The MT-10 has fully adjustable KYB suspension, and the chassis has all the hallmarks of the YZF-R1 including the aluminium Deltabox frame. The wheelbase is ultra-short at 1400mm (a claimed shortest in class) to let those fast-twitch turning fibres do their work, but there’s plenty of stability, too – which is what we required riding along a sketchy portion of the proposed Sunshine Coast TT course which carried the enlightening name of Bald Knob Road. How you could race a motorcycle on that 10km stretch of tarmac is beyond me…

Other chassis highlights include the extremely potent ABS-equipped radial mount brakes, the five-spoke cast-aluminium wheels, the 17-5-litre fuel tank, and LED headlights and turning signals.

Styling, using Yamaha’s parlance, is “aggressive mass-forward”, and the front of the MT-10 certainly presents a lot of entry points for the eyes to turn to. The lines aren’t clean, but the final silhouette is way more than the sum of the parts. And whatever business is happening at the front is tempered somewhat by a more traditional, but clean, tail section.

The newly designed LCD instrumentation panel does the job, and is certainly easy to read and navigate through.

A switch on the left handlebar turns the cruise control on or off, and once it is activated the Yamaha Chip Controlled throttle gets to work. Speeds can be increased in 2km/h increments.
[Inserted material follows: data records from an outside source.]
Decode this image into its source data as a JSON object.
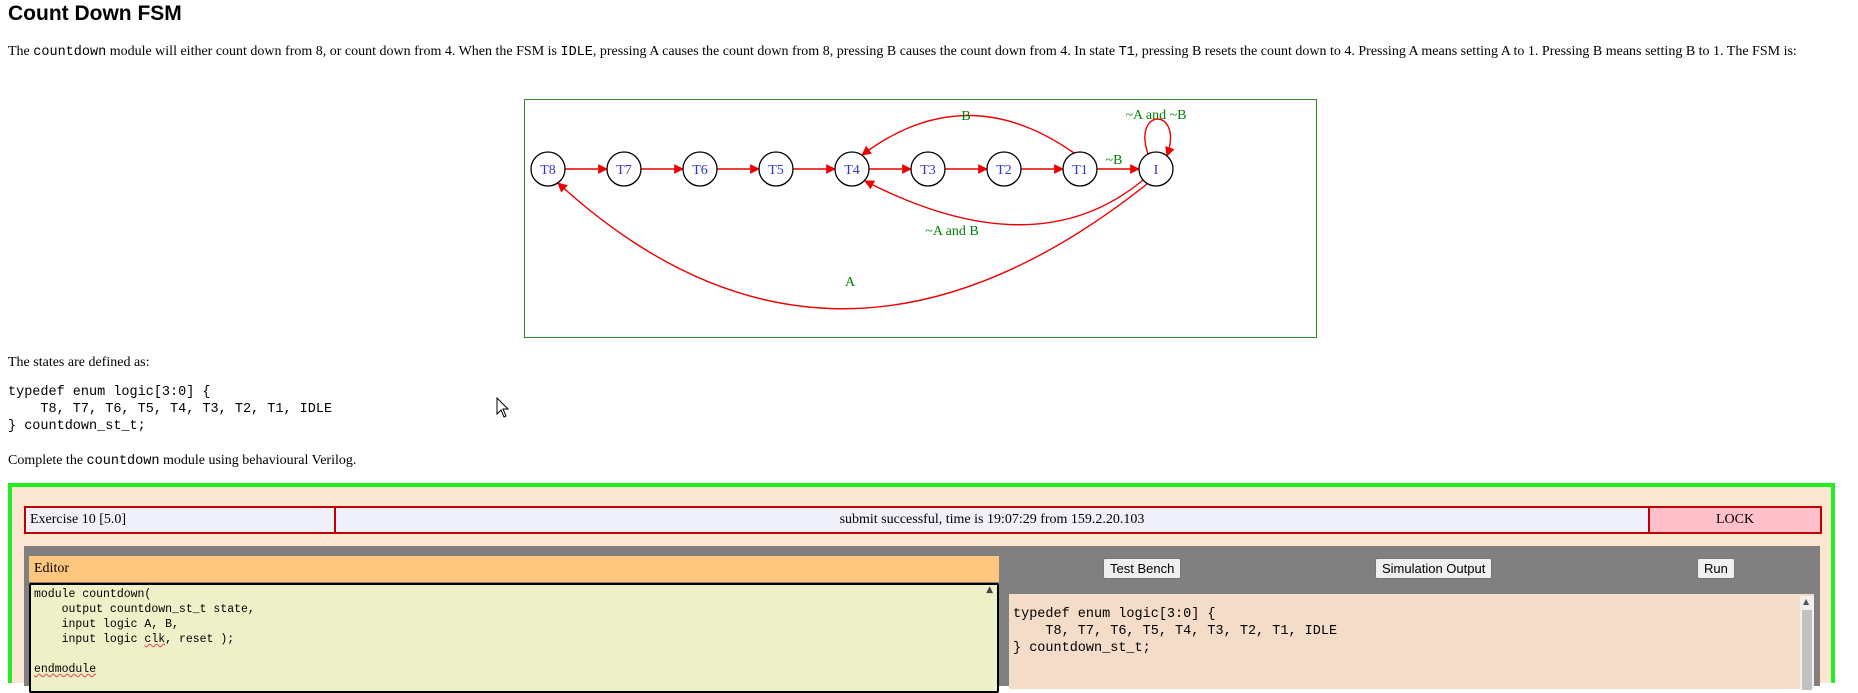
{
  "page": {
    "title": "Count Down FSM",
    "intro": {
      "t1": "The ",
      "c1": "countdown",
      "t2": " module will either count down from 8, or count down from 4. When the FSM is ",
      "c2": "IDLE",
      "t3": ", pressing A causes the count down from 8, pressing B causes the count down from 4. In state ",
      "c3": "T1",
      "t4": ", pressing B resets the count down to 4. Pressing A means setting A to 1. Pressing B means setting B to 1. The FSM is:"
    },
    "states_intro": "The states are defined as:",
    "states_code": "typedef enum logic[3:0] {\n    T8, T7, T6, T5, T4, T3, T2, T1, IDLE\n} countdown_st_t;",
    "complete": {
      "t1": "Complete the ",
      "c1": "countdown",
      "t2": " module using behavioural Verilog."
    }
  },
  "diagram": {
    "states": [
      {
        "id": "T8",
        "label": "T8"
      },
      {
        "id": "T7",
        "label": "T7"
      },
      {
        "id": "T6",
        "label": "T6"
      },
      {
        "id": "T5",
        "label": "T5"
      },
      {
        "id": "T4",
        "label": "T4"
      },
      {
        "id": "T3",
        "label": "T3"
      },
      {
        "id": "T2",
        "label": "T2"
      },
      {
        "id": "T1",
        "label": "T1"
      },
      {
        "id": "I",
        "label": "I"
      }
    ],
    "transitions": [
      {
        "from": "T8",
        "to": "T7",
        "label": ""
      },
      {
        "from": "T7",
        "to": "T6",
        "label": ""
      },
      {
        "from": "T6",
        "to": "T5",
        "label": ""
      },
      {
        "from": "T5",
        "to": "T4",
        "label": ""
      },
      {
        "from": "T4",
        "to": "T3",
        "label": ""
      },
      {
        "from": "T3",
        "to": "T2",
        "label": ""
      },
      {
        "from": "T2",
        "to": "T1",
        "label": ""
      },
      {
        "from": "T1",
        "to": "I",
        "label": "~B"
      },
      {
        "from": "T1",
        "to": "T4",
        "label": "B"
      },
      {
        "from": "I",
        "to": "I",
        "label": "~A and ~B"
      },
      {
        "from": "I",
        "to": "T4",
        "label": "~A and B"
      },
      {
        "from": "I",
        "to": "T8",
        "label": "A"
      }
    ],
    "colors": {
      "edge": "#ee0000",
      "edge_label": "#008000",
      "state_label": "#3333cc",
      "border": "#2e8b2e"
    }
  },
  "exercise": {
    "name": "Exercise 10 [5.0]",
    "status": "submit successful, time is 19:07:29 from 159.2.20.103",
    "lock_label": "LOCK",
    "editor_label": "Editor",
    "editor_lines": [
      "module countdown(",
      "    output countdown_st_t state,",
      "    input logic A, B,",
      "    input logic ",
      "clk",
      ", reset );",
      "",
      "endmodule"
    ],
    "buttons": {
      "test_bench": "Test Bench",
      "sim_output": "Simulation Output",
      "run": "Run"
    },
    "output_text": "typedef enum logic[3:0] {\n    T8, T7, T6, T5, T4, T3, T2, T1, IDLE\n} countdown_st_t;",
    "colors": {
      "frame": "#22ee22",
      "status_border": "#c00000",
      "lock_bg": "#ffc0cb",
      "editor_header": "#ffc680",
      "editor_bg": "#eef0c8",
      "output_bg": "#f3dcc8"
    }
  }
}
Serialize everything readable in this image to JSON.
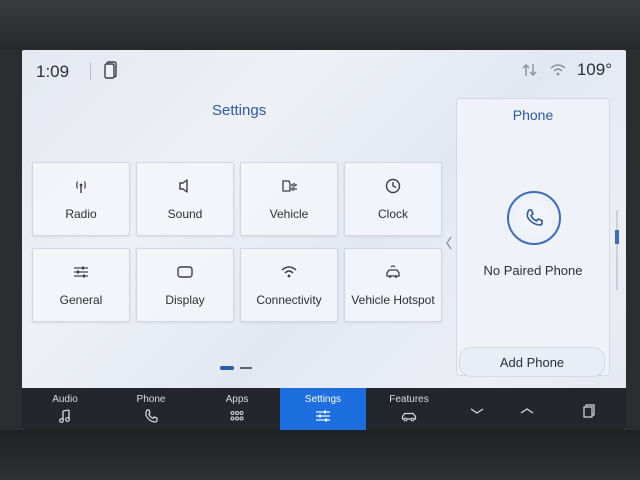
{
  "status_bar": {
    "time": "1:09",
    "temperature": "109°"
  },
  "settings": {
    "title": "Settings",
    "tiles": [
      {
        "label": "Radio",
        "icon": "radio-antenna-icon"
      },
      {
        "label": "Sound",
        "icon": "speaker-icon"
      },
      {
        "label": "Vehicle",
        "icon": "vehicle-settings-icon"
      },
      {
        "label": "Clock",
        "icon": "clock-icon"
      },
      {
        "label": "General",
        "icon": "sliders-icon"
      },
      {
        "label": "Display",
        "icon": "display-icon"
      },
      {
        "label": "Connectivity",
        "icon": "wifi-icon"
      },
      {
        "label": "Vehicle Hotspot",
        "icon": "vehicle-hotspot-icon"
      }
    ],
    "page_index": 1,
    "page_count": 2
  },
  "phone_panel": {
    "title": "Phone",
    "status": "No Paired Phone",
    "add_label": "Add Phone"
  },
  "nav_bar": {
    "items": [
      {
        "label": "Audio",
        "icon": "music-note-icon",
        "active": false
      },
      {
        "label": "Phone",
        "icon": "phone-icon",
        "active": false
      },
      {
        "label": "Apps",
        "icon": "apps-grid-icon",
        "active": false
      },
      {
        "label": "Settings",
        "icon": "sliders-icon",
        "active": true
      },
      {
        "label": "Features",
        "icon": "car-icon",
        "active": false
      },
      {
        "label": "",
        "icon": "chevron-down-icon",
        "active": false
      },
      {
        "label": "",
        "icon": "chevron-up-icon",
        "active": false
      },
      {
        "label": "",
        "icon": "copy-windows-icon",
        "active": false
      }
    ]
  },
  "colors": {
    "accent": "#2a5aa8",
    "active_tab": "#1d6fe0",
    "nav_background": "#23262c"
  }
}
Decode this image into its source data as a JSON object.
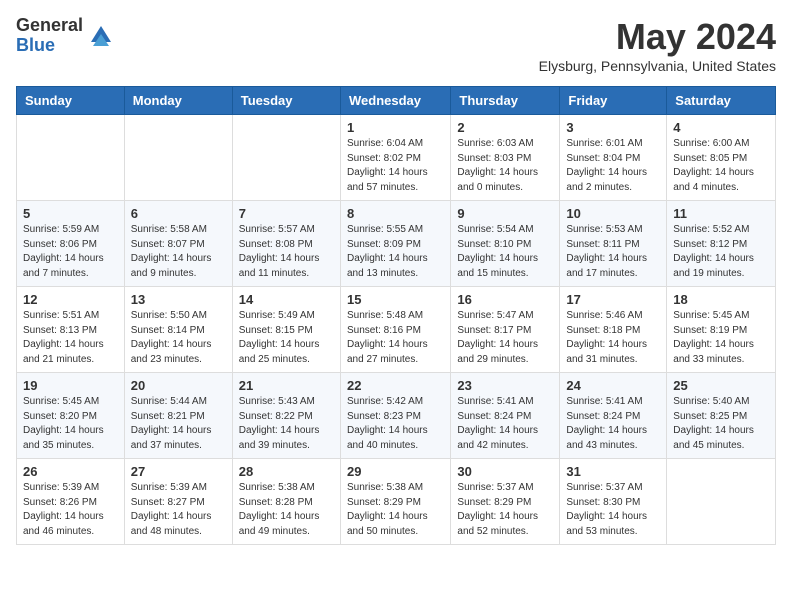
{
  "header": {
    "logo_general": "General",
    "logo_blue": "Blue",
    "title": "May 2024",
    "location": "Elysburg, Pennsylvania, United States"
  },
  "weekdays": [
    "Sunday",
    "Monday",
    "Tuesday",
    "Wednesday",
    "Thursday",
    "Friday",
    "Saturday"
  ],
  "weeks": [
    [
      {
        "day": "",
        "info": ""
      },
      {
        "day": "",
        "info": ""
      },
      {
        "day": "",
        "info": ""
      },
      {
        "day": "1",
        "info": "Sunrise: 6:04 AM\nSunset: 8:02 PM\nDaylight: 14 hours\nand 57 minutes."
      },
      {
        "day": "2",
        "info": "Sunrise: 6:03 AM\nSunset: 8:03 PM\nDaylight: 14 hours\nand 0 minutes."
      },
      {
        "day": "3",
        "info": "Sunrise: 6:01 AM\nSunset: 8:04 PM\nDaylight: 14 hours\nand 2 minutes."
      },
      {
        "day": "4",
        "info": "Sunrise: 6:00 AM\nSunset: 8:05 PM\nDaylight: 14 hours\nand 4 minutes."
      }
    ],
    [
      {
        "day": "5",
        "info": "Sunrise: 5:59 AM\nSunset: 8:06 PM\nDaylight: 14 hours\nand 7 minutes."
      },
      {
        "day": "6",
        "info": "Sunrise: 5:58 AM\nSunset: 8:07 PM\nDaylight: 14 hours\nand 9 minutes."
      },
      {
        "day": "7",
        "info": "Sunrise: 5:57 AM\nSunset: 8:08 PM\nDaylight: 14 hours\nand 11 minutes."
      },
      {
        "day": "8",
        "info": "Sunrise: 5:55 AM\nSunset: 8:09 PM\nDaylight: 14 hours\nand 13 minutes."
      },
      {
        "day": "9",
        "info": "Sunrise: 5:54 AM\nSunset: 8:10 PM\nDaylight: 14 hours\nand 15 minutes."
      },
      {
        "day": "10",
        "info": "Sunrise: 5:53 AM\nSunset: 8:11 PM\nDaylight: 14 hours\nand 17 minutes."
      },
      {
        "day": "11",
        "info": "Sunrise: 5:52 AM\nSunset: 8:12 PM\nDaylight: 14 hours\nand 19 minutes."
      }
    ],
    [
      {
        "day": "12",
        "info": "Sunrise: 5:51 AM\nSunset: 8:13 PM\nDaylight: 14 hours\nand 21 minutes."
      },
      {
        "day": "13",
        "info": "Sunrise: 5:50 AM\nSunset: 8:14 PM\nDaylight: 14 hours\nand 23 minutes."
      },
      {
        "day": "14",
        "info": "Sunrise: 5:49 AM\nSunset: 8:15 PM\nDaylight: 14 hours\nand 25 minutes."
      },
      {
        "day": "15",
        "info": "Sunrise: 5:48 AM\nSunset: 8:16 PM\nDaylight: 14 hours\nand 27 minutes."
      },
      {
        "day": "16",
        "info": "Sunrise: 5:47 AM\nSunset: 8:17 PM\nDaylight: 14 hours\nand 29 minutes."
      },
      {
        "day": "17",
        "info": "Sunrise: 5:46 AM\nSunset: 8:18 PM\nDaylight: 14 hours\nand 31 minutes."
      },
      {
        "day": "18",
        "info": "Sunrise: 5:45 AM\nSunset: 8:19 PM\nDaylight: 14 hours\nand 33 minutes."
      }
    ],
    [
      {
        "day": "19",
        "info": "Sunrise: 5:45 AM\nSunset: 8:20 PM\nDaylight: 14 hours\nand 35 minutes."
      },
      {
        "day": "20",
        "info": "Sunrise: 5:44 AM\nSunset: 8:21 PM\nDaylight: 14 hours\nand 37 minutes."
      },
      {
        "day": "21",
        "info": "Sunrise: 5:43 AM\nSunset: 8:22 PM\nDaylight: 14 hours\nand 39 minutes."
      },
      {
        "day": "22",
        "info": "Sunrise: 5:42 AM\nSunset: 8:23 PM\nDaylight: 14 hours\nand 40 minutes."
      },
      {
        "day": "23",
        "info": "Sunrise: 5:41 AM\nSunset: 8:24 PM\nDaylight: 14 hours\nand 42 minutes."
      },
      {
        "day": "24",
        "info": "Sunrise: 5:41 AM\nSunset: 8:24 PM\nDaylight: 14 hours\nand 43 minutes."
      },
      {
        "day": "25",
        "info": "Sunrise: 5:40 AM\nSunset: 8:25 PM\nDaylight: 14 hours\nand 45 minutes."
      }
    ],
    [
      {
        "day": "26",
        "info": "Sunrise: 5:39 AM\nSunset: 8:26 PM\nDaylight: 14 hours\nand 46 minutes."
      },
      {
        "day": "27",
        "info": "Sunrise: 5:39 AM\nSunset: 8:27 PM\nDaylight: 14 hours\nand 48 minutes."
      },
      {
        "day": "28",
        "info": "Sunrise: 5:38 AM\nSunset: 8:28 PM\nDaylight: 14 hours\nand 49 minutes."
      },
      {
        "day": "29",
        "info": "Sunrise: 5:38 AM\nSunset: 8:29 PM\nDaylight: 14 hours\nand 50 minutes."
      },
      {
        "day": "30",
        "info": "Sunrise: 5:37 AM\nSunset: 8:29 PM\nDaylight: 14 hours\nand 52 minutes."
      },
      {
        "day": "31",
        "info": "Sunrise: 5:37 AM\nSunset: 8:30 PM\nDaylight: 14 hours\nand 53 minutes."
      },
      {
        "day": "",
        "info": ""
      }
    ]
  ]
}
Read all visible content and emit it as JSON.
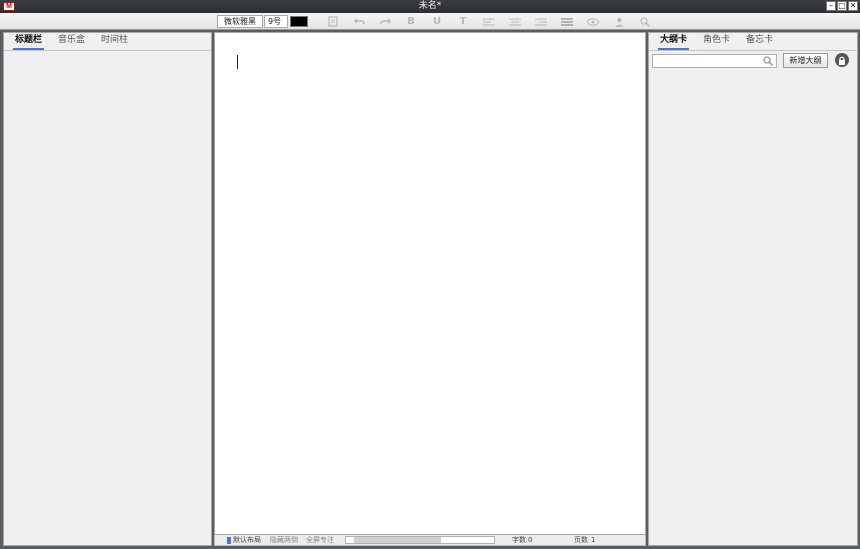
{
  "window": {
    "title": "未名*",
    "logo": "M",
    "buttons": [
      "minimize",
      "maximize",
      "close"
    ]
  },
  "toolbar": {
    "font_name": "微软雅黑",
    "font_size": "9号",
    "text_color": "#000000",
    "tools": [
      {
        "name": "save-icon",
        "glyph": ""
      },
      {
        "name": "undo-icon",
        "glyph": "↶"
      },
      {
        "name": "redo-icon",
        "glyph": "↷"
      },
      {
        "name": "bold-icon",
        "glyph": "B"
      },
      {
        "name": "underline-icon",
        "glyph": "U"
      },
      {
        "name": "text-icon",
        "glyph": "T"
      },
      {
        "name": "align-left-icon",
        "glyph": ""
      },
      {
        "name": "align-center-icon",
        "glyph": ""
      },
      {
        "name": "align-right-icon",
        "glyph": ""
      },
      {
        "name": "align-justify-icon",
        "glyph": ""
      },
      {
        "name": "eye-icon",
        "glyph": ""
      },
      {
        "name": "person-icon",
        "glyph": ""
      },
      {
        "name": "search-icon",
        "glyph": ""
      }
    ]
  },
  "left_panel": {
    "tabs": [
      {
        "label": "标题栏",
        "active": true
      },
      {
        "label": "音乐盒",
        "active": false
      },
      {
        "label": "时间柱",
        "active": false
      }
    ]
  },
  "right_panel": {
    "tabs": [
      {
        "label": "大纲卡",
        "active": true
      },
      {
        "label": "角色卡",
        "active": false
      },
      {
        "label": "备忘卡",
        "active": false
      }
    ],
    "search_value": "",
    "add_button_label": "新增大纲"
  },
  "statusbar": {
    "layout_default": "默认布局",
    "layout_hide": "隐藏两侧",
    "layout_full": "全屏专注",
    "progress": 0.62,
    "word_count_label": "字数",
    "word_count": "0",
    "page_count_label": "页数",
    "page_count": "1"
  },
  "colors": {
    "accent": "#4a76c9",
    "titlebar": "#2f3237",
    "frame": "#5a5e63"
  }
}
Yamaha’s MT range has been exceptionally conceived, and when you can welcome a new flagship like the MT-10 I can understand while Yamaha feels a just a little bit good about itself. Like an athlete in their prime, the MT-10 is bursting with energy, muscular and ready for whatever challenge comes its way – and what a wheelie machine.

Is it the “Ultimate destination for MT riders”? If you really want to be stirred and occasionally shaken, then it’s the one. However, we’ll reserve our ultimate judgment until we’ve spent a couple of more days and solid kilometres on the MT-10 in a definitive road test. Until then, the happy afterglow of that first date will linger on…

Type: Liquid-cooled, four-stroke, DOHC, 16-valve four-cylinder
Capacity: 998cc
Bore x stroke: 79.0mm x 50.9mm
Compression ratio: 12.0:1
Engine management: Electronic fuel injection

Claimed maximum power: 160.4hp (118kW) at 11,500rpm
Claimed maximum torque: 111Nm at 9000rpm

Type: Six speed
Final drive: Chain
Clutch: Wet, multiplate

Frame: Aluminium Deltabox
Front suspension: KYB 43mm upside-down fork, fully adjustable, 120mm travel
Rear suspension: KYB monoshock, fully adjustable, 120mm travel
Front brakes: 320mm discs with four-piston radial calipers
Rear brake: 220mm disc with twin-piston caliper
Tyres: Front 120/70-17, rear 190/55-17

Rake: 24 degrees
Trail: 102mm
Claimed kerb weight: 210kg
Seat height: 825mm
Ground clearance: 130mm
Wheelbase: 1400mm
Fuel capacity: 17 litres